But then who cares. So put together, an average middle class woman (I refuse to get into the affairs of the affluent crowd where diamond sets as special gifts are not uncommon) spending a lakh or so on Karva chauth no longer raises eyebrows.
Retention and acquisition
As any marketing maestro would tell you, it is easy to sell a product once if you have a buyer, but if you have a continuous new stream and also continue to service all those who have been there before, that is "heaven".
With karva chauth, there is no fear of losing the customer. Not only do you have the complete attention of a woman from the time she gets married till she doesn't need to keep the fast (I am thinking of hurting sensibilities here), but also a million young women are added to the adult age group every year, all of whom are desirous of a good marriage, with some even observing the fast before the wedding. There is little chance of this market dwindling.
In fact, the real challenge is to keep coming up with innovative ideas. I am waiting to hear about Karva Chauth special tours where everything is arranged in Chiang Mai or Venice, depending on your budget.
I am trying to visualise a ghaghra choli-clad woman with sindoor up her forehead, peering at her beloved man through the sieve and the clouds in St Mark's Square. But then stranger things have happened in the name of love.

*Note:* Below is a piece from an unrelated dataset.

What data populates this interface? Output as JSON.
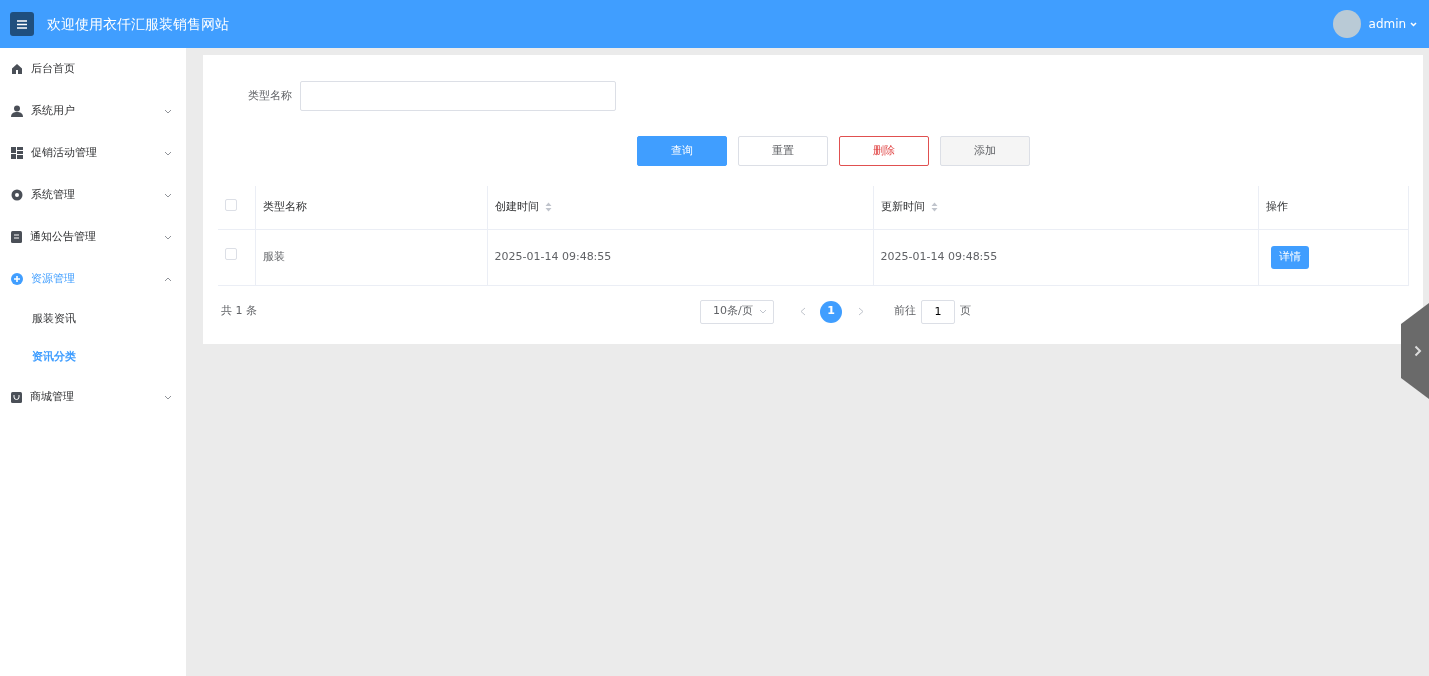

Then there are the men, who will dress up like Shahrukh Khan and be the man of the house and are known to join their wives in observing the fast. This leads to a rather celestial question: If both are fasting for each other's long life, who is going to kick the bucket first?